The task >> Return all lines of the records that contain the word "Duration".

Records provided >>
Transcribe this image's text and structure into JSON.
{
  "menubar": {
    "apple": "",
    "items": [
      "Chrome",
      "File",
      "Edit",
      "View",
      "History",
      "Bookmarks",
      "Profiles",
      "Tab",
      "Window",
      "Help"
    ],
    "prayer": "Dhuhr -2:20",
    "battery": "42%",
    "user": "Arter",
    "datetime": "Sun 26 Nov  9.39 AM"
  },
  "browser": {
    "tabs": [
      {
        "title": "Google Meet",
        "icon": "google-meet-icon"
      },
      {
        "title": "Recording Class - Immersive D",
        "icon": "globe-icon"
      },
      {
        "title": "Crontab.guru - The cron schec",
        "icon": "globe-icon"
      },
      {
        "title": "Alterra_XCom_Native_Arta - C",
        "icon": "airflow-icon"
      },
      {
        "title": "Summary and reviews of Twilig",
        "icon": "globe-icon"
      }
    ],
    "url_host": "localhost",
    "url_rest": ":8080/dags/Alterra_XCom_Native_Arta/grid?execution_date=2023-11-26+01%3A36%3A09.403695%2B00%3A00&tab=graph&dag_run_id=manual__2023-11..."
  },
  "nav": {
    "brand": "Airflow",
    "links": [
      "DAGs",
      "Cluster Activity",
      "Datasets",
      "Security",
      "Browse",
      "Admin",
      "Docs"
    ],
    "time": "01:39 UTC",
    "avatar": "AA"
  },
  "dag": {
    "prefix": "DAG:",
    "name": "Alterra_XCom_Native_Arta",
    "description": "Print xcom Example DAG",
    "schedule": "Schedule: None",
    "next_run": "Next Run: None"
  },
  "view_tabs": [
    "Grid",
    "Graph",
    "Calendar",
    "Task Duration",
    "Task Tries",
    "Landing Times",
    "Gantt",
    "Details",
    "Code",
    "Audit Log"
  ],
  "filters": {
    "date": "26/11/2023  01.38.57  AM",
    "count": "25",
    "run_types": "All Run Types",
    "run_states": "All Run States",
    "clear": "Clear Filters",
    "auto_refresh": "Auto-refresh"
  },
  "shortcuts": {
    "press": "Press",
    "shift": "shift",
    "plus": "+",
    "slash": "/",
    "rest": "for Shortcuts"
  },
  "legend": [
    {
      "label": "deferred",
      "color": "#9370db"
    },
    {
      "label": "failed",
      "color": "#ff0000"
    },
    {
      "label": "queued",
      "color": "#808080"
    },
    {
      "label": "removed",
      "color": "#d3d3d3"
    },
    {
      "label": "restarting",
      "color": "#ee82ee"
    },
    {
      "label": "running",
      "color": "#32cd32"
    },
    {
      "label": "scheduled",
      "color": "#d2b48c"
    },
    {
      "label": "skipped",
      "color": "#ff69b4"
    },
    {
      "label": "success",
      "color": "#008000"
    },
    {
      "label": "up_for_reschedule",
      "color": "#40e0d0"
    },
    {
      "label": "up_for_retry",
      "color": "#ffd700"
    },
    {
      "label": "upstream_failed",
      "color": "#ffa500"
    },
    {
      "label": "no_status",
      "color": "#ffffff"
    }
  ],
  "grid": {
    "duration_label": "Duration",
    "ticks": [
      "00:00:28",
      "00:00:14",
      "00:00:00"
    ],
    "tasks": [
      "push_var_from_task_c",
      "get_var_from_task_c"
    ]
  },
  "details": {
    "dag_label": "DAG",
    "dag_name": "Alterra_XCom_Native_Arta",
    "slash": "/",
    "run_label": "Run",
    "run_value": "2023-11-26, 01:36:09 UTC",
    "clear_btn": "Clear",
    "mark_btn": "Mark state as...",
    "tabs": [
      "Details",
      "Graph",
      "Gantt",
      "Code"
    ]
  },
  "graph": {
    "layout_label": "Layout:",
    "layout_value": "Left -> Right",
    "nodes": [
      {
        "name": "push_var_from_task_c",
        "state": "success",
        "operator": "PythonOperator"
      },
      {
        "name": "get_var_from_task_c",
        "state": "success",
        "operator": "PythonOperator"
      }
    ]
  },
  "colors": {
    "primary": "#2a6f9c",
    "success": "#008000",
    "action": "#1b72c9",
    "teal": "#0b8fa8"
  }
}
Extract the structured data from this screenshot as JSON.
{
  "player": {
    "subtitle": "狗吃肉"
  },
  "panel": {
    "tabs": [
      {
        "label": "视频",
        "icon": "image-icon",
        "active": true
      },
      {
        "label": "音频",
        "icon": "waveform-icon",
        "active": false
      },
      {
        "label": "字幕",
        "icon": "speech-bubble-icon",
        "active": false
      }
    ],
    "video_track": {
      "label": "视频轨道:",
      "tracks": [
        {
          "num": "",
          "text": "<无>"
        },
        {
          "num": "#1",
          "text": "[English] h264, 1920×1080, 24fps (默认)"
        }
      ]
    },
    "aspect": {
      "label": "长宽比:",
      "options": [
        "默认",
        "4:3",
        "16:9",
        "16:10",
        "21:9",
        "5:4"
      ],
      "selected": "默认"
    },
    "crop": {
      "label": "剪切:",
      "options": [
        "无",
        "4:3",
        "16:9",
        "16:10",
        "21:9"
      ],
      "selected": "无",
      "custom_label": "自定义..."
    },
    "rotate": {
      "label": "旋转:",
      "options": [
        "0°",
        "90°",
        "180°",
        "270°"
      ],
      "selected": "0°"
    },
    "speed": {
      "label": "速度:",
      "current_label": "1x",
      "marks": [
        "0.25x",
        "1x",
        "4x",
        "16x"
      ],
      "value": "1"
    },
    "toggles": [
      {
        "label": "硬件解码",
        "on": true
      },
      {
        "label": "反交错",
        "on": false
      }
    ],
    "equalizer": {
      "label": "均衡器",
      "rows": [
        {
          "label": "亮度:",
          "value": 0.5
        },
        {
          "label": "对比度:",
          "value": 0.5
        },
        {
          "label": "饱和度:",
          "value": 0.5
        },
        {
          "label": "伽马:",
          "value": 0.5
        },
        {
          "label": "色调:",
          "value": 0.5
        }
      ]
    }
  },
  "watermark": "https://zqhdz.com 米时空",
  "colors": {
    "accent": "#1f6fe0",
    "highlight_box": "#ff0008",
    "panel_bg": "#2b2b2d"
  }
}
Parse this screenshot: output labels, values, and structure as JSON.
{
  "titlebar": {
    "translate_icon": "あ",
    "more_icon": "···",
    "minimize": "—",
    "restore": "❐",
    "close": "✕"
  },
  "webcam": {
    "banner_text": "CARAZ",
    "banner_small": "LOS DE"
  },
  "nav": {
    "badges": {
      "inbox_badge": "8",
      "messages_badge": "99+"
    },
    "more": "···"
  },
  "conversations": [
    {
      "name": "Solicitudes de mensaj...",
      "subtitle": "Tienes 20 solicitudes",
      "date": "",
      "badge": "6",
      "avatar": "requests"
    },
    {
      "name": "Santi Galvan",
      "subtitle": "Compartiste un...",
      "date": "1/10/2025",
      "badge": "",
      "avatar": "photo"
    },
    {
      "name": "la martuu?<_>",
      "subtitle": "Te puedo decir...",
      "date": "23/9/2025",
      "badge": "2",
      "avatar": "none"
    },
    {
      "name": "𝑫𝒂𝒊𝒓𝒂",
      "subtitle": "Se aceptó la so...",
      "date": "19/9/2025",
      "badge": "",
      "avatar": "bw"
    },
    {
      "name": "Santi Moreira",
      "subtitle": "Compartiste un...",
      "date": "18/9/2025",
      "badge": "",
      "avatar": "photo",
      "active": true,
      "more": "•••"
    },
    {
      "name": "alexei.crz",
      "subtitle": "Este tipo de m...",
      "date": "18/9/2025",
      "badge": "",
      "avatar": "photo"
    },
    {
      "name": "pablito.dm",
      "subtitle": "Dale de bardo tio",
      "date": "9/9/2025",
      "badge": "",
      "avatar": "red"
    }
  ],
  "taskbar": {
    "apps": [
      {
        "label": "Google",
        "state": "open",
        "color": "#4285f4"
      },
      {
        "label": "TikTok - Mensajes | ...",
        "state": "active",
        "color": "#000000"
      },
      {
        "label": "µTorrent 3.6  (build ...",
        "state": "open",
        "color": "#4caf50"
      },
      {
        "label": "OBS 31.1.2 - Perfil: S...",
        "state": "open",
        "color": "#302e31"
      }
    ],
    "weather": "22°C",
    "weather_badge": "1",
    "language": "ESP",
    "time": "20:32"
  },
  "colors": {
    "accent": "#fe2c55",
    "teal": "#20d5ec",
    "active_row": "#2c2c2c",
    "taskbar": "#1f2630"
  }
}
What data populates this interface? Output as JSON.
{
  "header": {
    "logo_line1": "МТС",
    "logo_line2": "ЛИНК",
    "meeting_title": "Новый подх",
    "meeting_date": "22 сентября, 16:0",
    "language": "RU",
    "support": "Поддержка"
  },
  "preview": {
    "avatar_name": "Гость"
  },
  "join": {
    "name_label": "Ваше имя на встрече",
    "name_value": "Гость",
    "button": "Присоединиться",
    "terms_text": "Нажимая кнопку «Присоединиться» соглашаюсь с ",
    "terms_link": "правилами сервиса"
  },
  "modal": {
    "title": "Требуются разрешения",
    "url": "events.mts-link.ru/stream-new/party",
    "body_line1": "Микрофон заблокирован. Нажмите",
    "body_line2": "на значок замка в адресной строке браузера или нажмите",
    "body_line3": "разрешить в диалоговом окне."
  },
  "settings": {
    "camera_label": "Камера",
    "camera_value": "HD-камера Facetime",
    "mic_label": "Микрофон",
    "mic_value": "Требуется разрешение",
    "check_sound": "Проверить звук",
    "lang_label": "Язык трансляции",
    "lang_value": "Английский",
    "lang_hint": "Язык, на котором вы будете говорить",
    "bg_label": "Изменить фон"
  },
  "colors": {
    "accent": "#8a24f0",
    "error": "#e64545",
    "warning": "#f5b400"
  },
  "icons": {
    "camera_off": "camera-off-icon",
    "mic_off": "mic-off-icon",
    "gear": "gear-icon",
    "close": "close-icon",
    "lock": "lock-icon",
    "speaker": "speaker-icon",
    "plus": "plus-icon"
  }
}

Exercise answer >>
    "Task Duration",
    "duration_label": "Duration",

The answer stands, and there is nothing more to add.